The dollar, while continuing to lose ground to non-traditional currencies in global foreign exchange reserves, remains the primary reserve currency, according to a new blog post from the International Monetary Fund (IMF).

The international financial institution notes that the dollar’s predominance in the global economy remains evident. This is attributed to the strength of the U.S. economy, the tightening of monetary policy, and escalating geopolitical risks, which have collectively bolstered the value of the greenback.

However, the IMF suggests that economic fragmentation and the potential reorganization of global economic and financial activities into distinct blocs might prompt some countries to adopt and hold other international reserve currencies.

Interestingly, the decline in the dollar’s share over the past two decades has not been offset by increases in the shares of other major currencies like the euro, yen, and pound. Instead, the share of “non-traditional reserve currencies” has grown. These include the Australian dollar, Canadian dollar, Chinese renminbi, South Korean won, Singapore dollar, and Nordic currencies.

Recent IMF data from the Currency Composition of Official Foreign Exchange Reserves (COFER) report show a continued gradual decline in the dollar’s share of central banks’ foreign exchange reserves.

Non-traditional reserve currencies are attractive to reserve managers due to their diversification benefits and relatively strong returns, the Bretton Woods institution notes. Additionally, advancements in digital financial technologies, such as Automated Market Makers and automated liquidity management systems, have made these currencies easier to buy, sell, and hold.

This recent trend is particularly striking given the strength of the dollar, which indicates that private investors have gravitated towards dollar-denominated assets, the IMF asserts.

At the same time, this observation highlights that exchange rate fluctuations can independently affect the currency composition of central bank reserve portfolios.
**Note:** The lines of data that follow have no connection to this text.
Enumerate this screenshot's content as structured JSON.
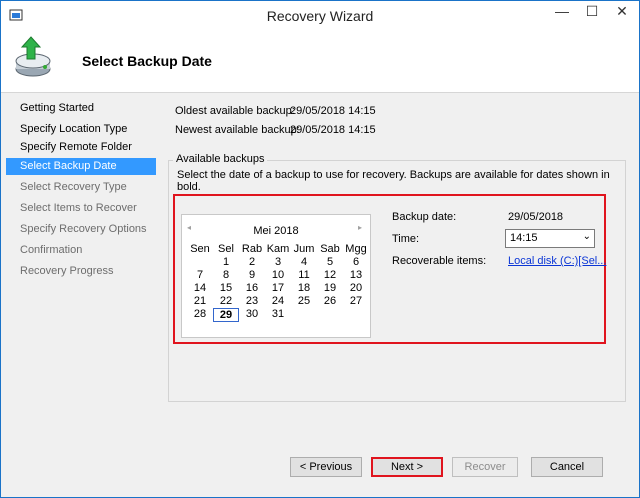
{
  "window": {
    "title": "Recovery Wizard",
    "minimize_glyph": "—",
    "maximize_glyph": "☐",
    "close_glyph": "✕"
  },
  "header": {
    "title": "Select Backup Date"
  },
  "sidebar": {
    "items": [
      {
        "label": "Getting Started",
        "state": "normal"
      },
      {
        "label": "Specify Location Type",
        "state": "normal"
      },
      {
        "label": "Specify Remote Folder",
        "state": "normal"
      },
      {
        "label": "Select Backup Date",
        "state": "selected"
      },
      {
        "label": "Select Recovery Type",
        "state": "disabled"
      },
      {
        "label": "Select Items to Recover",
        "state": "disabled"
      },
      {
        "label": "Specify Recovery Options",
        "state": "disabled"
      },
      {
        "label": "Confirmation",
        "state": "disabled"
      },
      {
        "label": "Recovery Progress",
        "state": "disabled"
      }
    ]
  },
  "info": {
    "oldest_label": "Oldest available backup:",
    "oldest_value": "29/05/2018 14:15",
    "newest_label": "Newest available backup:",
    "newest_value": "29/05/2018 14:15"
  },
  "backups": {
    "legend": "Available backups",
    "description": "Select the date of a backup to use for recovery. Backups are available for dates shown in bold."
  },
  "calendar": {
    "prev_glyph": "◂",
    "next_glyph": "▸",
    "month": "Mei 2018",
    "weekdays": [
      "Sen",
      "Sel",
      "Rab",
      "Kam",
      "Jum",
      "Sab",
      "Mgg"
    ],
    "weeks": [
      [
        "",
        "1",
        "2",
        "3",
        "4",
        "5",
        "6"
      ],
      [
        "7",
        "8",
        "9",
        "10",
        "11",
        "12",
        "13"
      ],
      [
        "14",
        "15",
        "16",
        "17",
        "18",
        "19",
        "20"
      ],
      [
        "21",
        "22",
        "23",
        "24",
        "25",
        "26",
        "27"
      ],
      [
        "28",
        "29",
        "30",
        "31",
        "",
        "",
        ""
      ]
    ],
    "bold_date": "29"
  },
  "details": {
    "backup_date_label": "Backup date:",
    "backup_date_value": "29/05/2018",
    "time_label": "Time:",
    "time_value": "14:15",
    "time_arrow": "⌄",
    "items_label": "Recoverable items:",
    "items_link": "Local disk (C:)[Sel..."
  },
  "buttons": {
    "previous": "< Previous",
    "next": "Next >",
    "recover": "Recover",
    "cancel": "Cancel"
  }
}
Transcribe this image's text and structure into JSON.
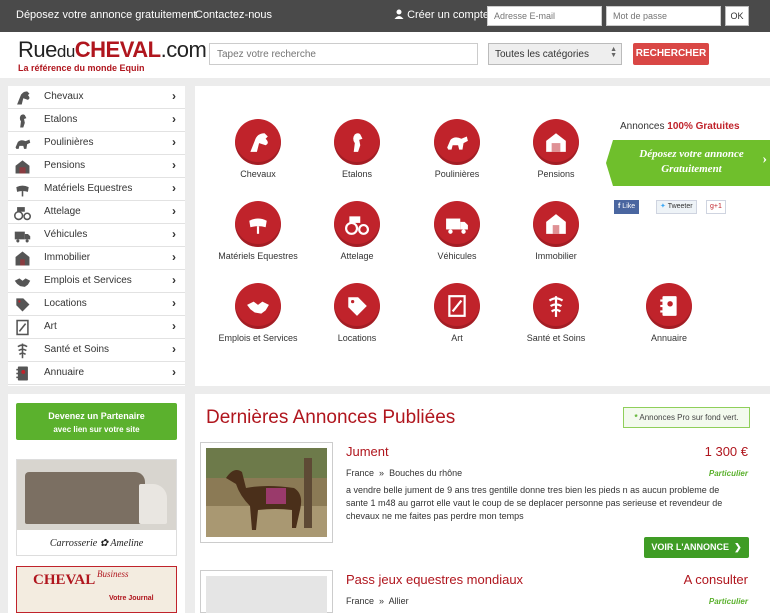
{
  "topbar": {
    "post_ad": "Déposez votre annonce gratuitement",
    "contact": "Contactez-nous",
    "create_account": "Créer un compte",
    "email_placeholder": "Adresse E-mail",
    "password_placeholder": "Mot de passe",
    "ok_label": "OK"
  },
  "header": {
    "logo_rue": "Rue",
    "logo_du": "du",
    "logo_cheval": "CHEVAL",
    "logo_com": ".com",
    "tagline": "La référence du monde Equin",
    "search_placeholder": "Tapez votre recherche",
    "category_selected": "Toutes les catégories",
    "search_button": "RECHERCHER"
  },
  "sidebar": {
    "items": [
      {
        "label": "Chevaux",
        "icon": "horse-head-icon"
      },
      {
        "label": "Etalons",
        "icon": "rearing-horse-icon"
      },
      {
        "label": "Poulinières",
        "icon": "mare-foal-icon"
      },
      {
        "label": "Pensions",
        "icon": "stable-icon"
      },
      {
        "label": "Matériels Equestres",
        "icon": "saddle-icon"
      },
      {
        "label": "Attelage",
        "icon": "carriage-icon"
      },
      {
        "label": "Véhicules",
        "icon": "truck-icon"
      },
      {
        "label": "Immobilier",
        "icon": "barn-icon"
      },
      {
        "label": "Emplois et Services",
        "icon": "handshake-icon"
      },
      {
        "label": "Locations",
        "icon": "tag-icon"
      },
      {
        "label": "Art",
        "icon": "painting-icon"
      },
      {
        "label": "Santé et Soins",
        "icon": "caduceus-icon"
      },
      {
        "label": "Annuaire",
        "icon": "address-book-icon"
      }
    ]
  },
  "categories": [
    {
      "label": "Chevaux",
      "icon": "horse-head-icon"
    },
    {
      "label": "Etalons",
      "icon": "rearing-horse-icon"
    },
    {
      "label": "Poulinières",
      "icon": "mare-foal-icon"
    },
    {
      "label": "Pensions",
      "icon": "stable-icon"
    },
    {
      "label": "Matériels Equestres",
      "icon": "saddle-icon"
    },
    {
      "label": "Attelage",
      "icon": "carriage-icon"
    },
    {
      "label": "Véhicules",
      "icon": "truck-icon"
    },
    {
      "label": "Immobilier",
      "icon": "barn-icon"
    },
    {
      "label": "Emplois et Services",
      "icon": "handshake-icon"
    },
    {
      "label": "Locations",
      "icon": "tag-icon"
    },
    {
      "label": "Art",
      "icon": "painting-icon"
    },
    {
      "label": "Santé et Soins",
      "icon": "caduceus-icon"
    },
    {
      "label": "Annuaire",
      "icon": "address-book-icon"
    }
  ],
  "promo": {
    "title_prefix": "Annonces",
    "title_highlight": "100% Gratuites",
    "ribbon_line1": "Déposez votre annonce",
    "ribbon_line2": "Gratuitement",
    "fb_like": "Like",
    "tweet": "Tweeter",
    "gplus": "g+1"
  },
  "left": {
    "partner_line1": "Devenez un Partenaire",
    "partner_line2": "avec lien sur votre site",
    "ad1_caption": "Carrosserie ✿ Ameline",
    "ad2_title": "CHEVAL",
    "ad2_sub": "Business",
    "ad2_journal": "Votre Journal"
  },
  "listings": {
    "section_title": "Dernières Annonces Publiées",
    "pro_note_prefix": "*",
    "pro_note": "Annonces Pro sur fond vert.",
    "voir_label": "VOIR L'ANNONCE",
    "items": [
      {
        "title": "Jument",
        "price": "1 300 €",
        "country": "France",
        "sep": "»",
        "region": "Bouches du rhône",
        "type": "Particulier",
        "description": "a vendre belle jument de 9 ans tres gentille donne tres bien les pieds n as aucun probleme de sante 1 m48 au garrot elle vaut le coup de se deplacer personne pas serieuse et revendeur de chevaux ne me faites pas perdre mon temps"
      },
      {
        "title": "Pass jeux equestres mondiaux",
        "price": "A consulter",
        "country": "France",
        "sep": "»",
        "region": "Allier",
        "type": "Particulier"
      }
    ]
  },
  "colors": {
    "brand_red": "#b0161e",
    "icon_red": "#c0232b",
    "green": "#5bb12d",
    "topbar": "#4a4a4a"
  }
}
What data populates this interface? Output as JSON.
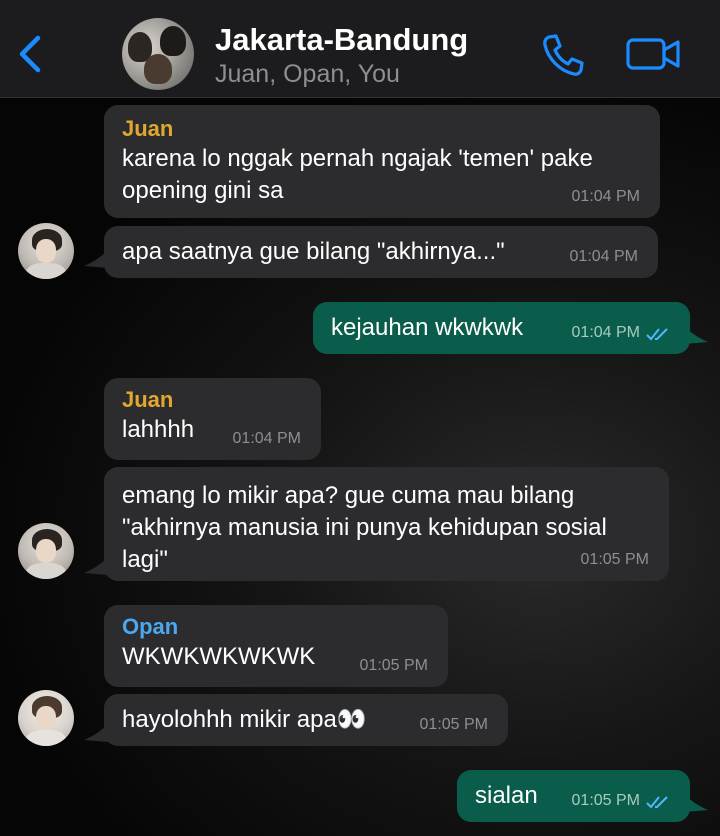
{
  "header": {
    "title": "Jakarta-Bandung",
    "subtitle": "Juan, Opan, You"
  },
  "colors": {
    "accent": "#1a8cff",
    "juan": "#e0a82e",
    "opan": "#4aa8f0",
    "incoming_bubble": "#2c2c2e",
    "outgoing_bubble": "#0b5d4b"
  },
  "messages": [
    {
      "sender": "Juan",
      "text_lines": [
        "karena lo nggak pernah ngajak 'temen' pake",
        "opening gini sa"
      ],
      "time": "01:04 PM"
    },
    {
      "text": "apa saatnya gue bilang \"akhirnya...\"",
      "time": "01:04 PM"
    },
    {
      "text": "kejauhan wkwkwk",
      "time": "01:04 PM"
    },
    {
      "sender": "Juan",
      "text": "lahhhh",
      "time": "01:04 PM"
    },
    {
      "text_lines": [
        "emang lo mikir apa? gue cuma mau bilang",
        "\"akhirnya manusia ini punya kehidupan sosial",
        "lagi\""
      ],
      "time": "01:05 PM"
    },
    {
      "sender": "Opan",
      "text": "WKWKWKWKWK",
      "time": "01:05 PM"
    },
    {
      "text": "hayolohhh mikir apa👀",
      "time": "01:05 PM"
    },
    {
      "text": "sialan",
      "time": "01:05 PM"
    }
  ]
}
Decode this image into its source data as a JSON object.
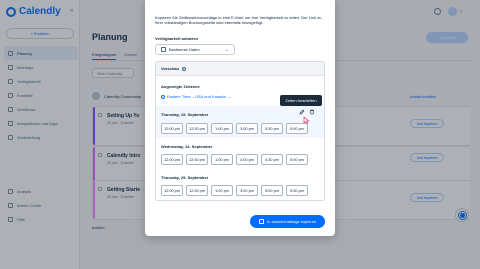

The relative value changes of various public securities, reflecting interest rate fluctuations, can also have an impact, though this tends to be minor since bond yields in major currencies usually follow similar trajectories.

Over the past two decades, the fact that the dollar’s value has remained largely stable while its share in global reserves has decreased suggests that central banks are gradually moving away from the dollar, the Washington-based international financial institution emphasizes.